### What you will do
Leave every image out, and print the remaining lines below exactly.

### Data supplied
::::
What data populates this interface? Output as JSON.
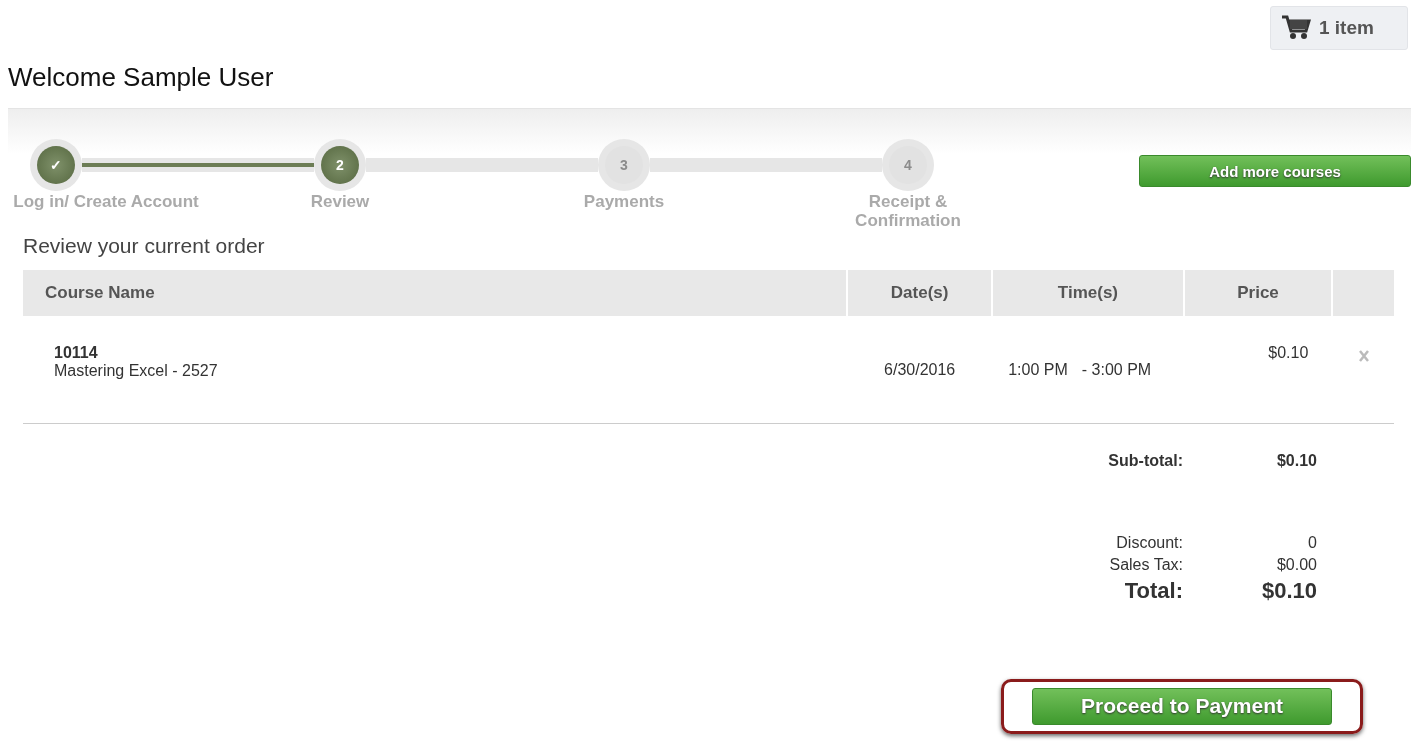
{
  "cart": {
    "label": "1 item"
  },
  "title": "Welcome Sample User",
  "steps": [
    {
      "marker": "✓",
      "label": "Log in/ Create Account",
      "reached": true
    },
    {
      "marker": "2",
      "label": "Review",
      "reached": true
    },
    {
      "marker": "3",
      "label": "Payments",
      "reached": false
    },
    {
      "marker": "4",
      "label": "Receipt & Confirmation",
      "reached": false
    }
  ],
  "add_button": "Add more courses",
  "heading": "Review your current order",
  "table": {
    "columns": [
      "Course Name",
      "Date(s)",
      "Time(s)",
      "Price"
    ],
    "rows": [
      {
        "code": "10114",
        "name": "Mastering Excel - 2527",
        "date": "6/30/2016",
        "start": "1:00 PM",
        "end": "- 3:00 PM",
        "price": "$0.10"
      }
    ]
  },
  "subtotal": {
    "label": "Sub-total:",
    "value": "$0.10"
  },
  "summary": [
    {
      "label": "Discount:",
      "value": "0",
      "kind": "normal"
    },
    {
      "label": "Sales Tax:",
      "value": "$0.00",
      "kind": "normal"
    },
    {
      "label": "Total:",
      "value": "$0.10",
      "kind": "total"
    }
  ],
  "proceed_button": {
    "label": "Proceed to Payment",
    "highlighted": true
  }
}
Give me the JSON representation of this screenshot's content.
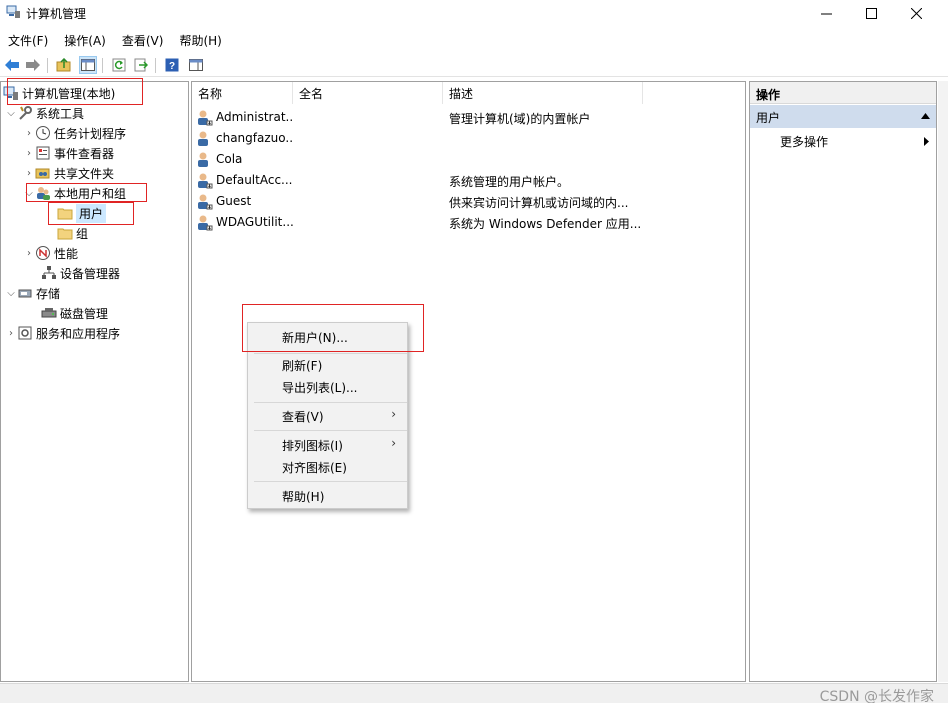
{
  "window": {
    "title": "计算机管理"
  },
  "menubar": [
    "文件(F)",
    "操作(A)",
    "查看(V)",
    "帮助(H)"
  ],
  "tree": {
    "root": "计算机管理(本地)",
    "system_tools": "系统工具",
    "task_scheduler": "任务计划程序",
    "event_viewer": "事件查看器",
    "shared_folders": "共享文件夹",
    "local_users_groups": "本地用户和组",
    "users": "用户",
    "groups": "组",
    "performance": "性能",
    "device_manager": "设备管理器",
    "storage": "存储",
    "disk_management": "磁盘管理",
    "services_apps": "服务和应用程序"
  },
  "list": {
    "columns": [
      "名称",
      "全名",
      "描述"
    ],
    "rows": [
      {
        "name": "Administrat...",
        "fullname": "",
        "desc": "管理计算机(域)的内置帐户"
      },
      {
        "name": "changfazuo...",
        "fullname": "",
        "desc": ""
      },
      {
        "name": "Cola",
        "fullname": "",
        "desc": ""
      },
      {
        "name": "DefaultAcc...",
        "fullname": "",
        "desc": "系统管理的用户帐户。"
      },
      {
        "name": "Guest",
        "fullname": "",
        "desc": "供来宾访问计算机或访问域的内..."
      },
      {
        "name": "WDAGUtilit...",
        "fullname": "",
        "desc": "系统为 Windows Defender 应用..."
      }
    ]
  },
  "actions": {
    "header": "操作",
    "section": "用户",
    "more": "更多操作"
  },
  "context_menu": {
    "new_user": "新用户(N)...",
    "refresh": "刷新(F)",
    "export": "导出列表(L)...",
    "view": "查看(V)",
    "arrange": "排列图标(I)",
    "align": "对齐图标(E)",
    "help": "帮助(H)"
  },
  "watermark": "CSDN @长发作家",
  "colors": {
    "highlight_box": "#e02424",
    "selection": "#cce8ff",
    "action_section": "#cfdced"
  }
}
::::
### Exercise answer
What data populates this interface? Output as JSON.
{
  "cart": {
    "label": "1 item"
  },
  "title": "Welcome Sample User",
  "steps": [
    {
      "marker": "✓",
      "label": "Log in/ Create Account",
      "reached": true
    },
    {
      "marker": "2",
      "label": "Review",
      "reached": true
    },
    {
      "marker": "3",
      "label": "Payments",
      "reached": false
    },
    {
      "marker": "4",
      "label": "Receipt & Confirmation",
      "reached": false
    }
  ],
  "add_button": "Add more courses",
  "heading": "Review your current order",
  "table": {
    "columns": [
      "Course Name",
      "Date(s)",
      "Time(s)",
      "Price"
    ],
    "rows": [
      {
        "code": "10114",
        "name": "Mastering Excel - 2527",
        "date": "6/30/2016",
        "start": "1:00 PM",
        "end": "- 3:00 PM",
        "price": "$0.10"
      }
    ]
  },
  "subtotal": {
    "label": "Sub-total:",
    "value": "$0.10"
  },
  "summary": [
    {
      "label": "Discount:",
      "value": "0",
      "kind": "normal"
    },
    {
      "label": "Sales Tax:",
      "value": "$0.00",
      "kind": "normal"
    },
    {
      "label": "Total:",
      "value": "$0.10",
      "kind": "total"
    }
  ],
  "proceed_button": {
    "label": "Proceed to Payment",
    "highlighted": true
  }
}
Give me the JSON representation of this screenshot's content.
{
  "window": {
    "title": "计算机管理"
  },
  "menubar": [
    "文件(F)",
    "操作(A)",
    "查看(V)",
    "帮助(H)"
  ],
  "tree": {
    "root": "计算机管理(本地)",
    "system_tools": "系统工具",
    "task_scheduler": "任务计划程序",
    "event_viewer": "事件查看器",
    "shared_folders": "共享文件夹",
    "local_users_groups": "本地用户和组",
    "users": "用户",
    "groups": "组",
    "performance": "性能",
    "device_manager": "设备管理器",
    "storage": "存储",
    "disk_management": "磁盘管理",
    "services_apps": "服务和应用程序"
  },
  "list": {
    "columns": [
      "名称",
      "全名",
      "描述"
    ],
    "rows": [
      {
        "name": "Administrat...",
        "fullname": "",
        "desc": "管理计算机(域)的内置帐户"
      },
      {
        "name": "changfazuo...",
        "fullname": "",
        "desc": ""
      },
      {
        "name": "Cola",
        "fullname": "",
        "desc": ""
      },
      {
        "name": "DefaultAcc...",
        "fullname": "",
        "desc": "系统管理的用户帐户。"
      },
      {
        "name": "Guest",
        "fullname": "",
        "desc": "供来宾访问计算机或访问域的内..."
      },
      {
        "name": "WDAGUtilit...",
        "fullname": "",
        "desc": "系统为 Windows Defender 应用..."
      }
    ]
  },
  "actions": {
    "header": "操作",
    "section": "用户",
    "more": "更多操作"
  },
  "context_menu": {
    "new_user": "新用户(N)...",
    "refresh": "刷新(F)",
    "export": "导出列表(L)...",
    "view": "查看(V)",
    "arrange": "排列图标(I)",
    "align": "对齐图标(E)",
    "help": "帮助(H)"
  },
  "watermark": "CSDN @长发作家",
  "colors": {
    "highlight_box": "#e02424",
    "selection": "#cce8ff",
    "action_section": "#cfdced"
  }
}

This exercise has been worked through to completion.